Asked by: Rebecca Sutton, Morecambe
The characteristic slime trail left by slugs and snails has some of the qualities of both a glue and a lubricant. It helps the creature glide forwards when pressure is lifted, or stick to surfaces when pressure is applied. It’s made from a carbohydrate mucus and a ‘hygroscopic’ protein – meaning that it absorbs moisture from the air, helping to prevent it from evaporating.
The slime is secreted from a gland inside its ‘foot’, and the chemicals it contains are also important for communication.
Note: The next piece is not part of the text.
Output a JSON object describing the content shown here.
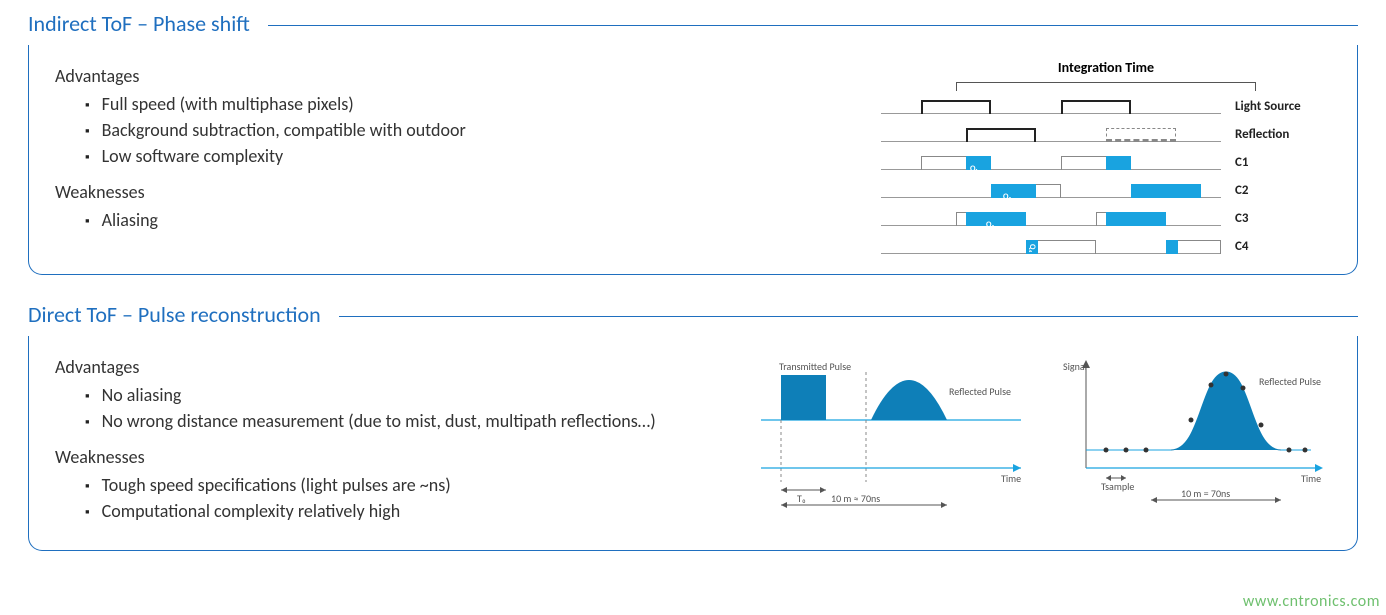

Interestingly, the medical community is now investigating the adhesive and elastic properties of this slime, with the hope that it might lead to a synthetic glue that’s capable of repairing tissue damage.
Subscribe to BBC Focus magazine for fascinating new Q&As every month and follow @sciencefocusQA on Twitter for your daily dose of fun facts.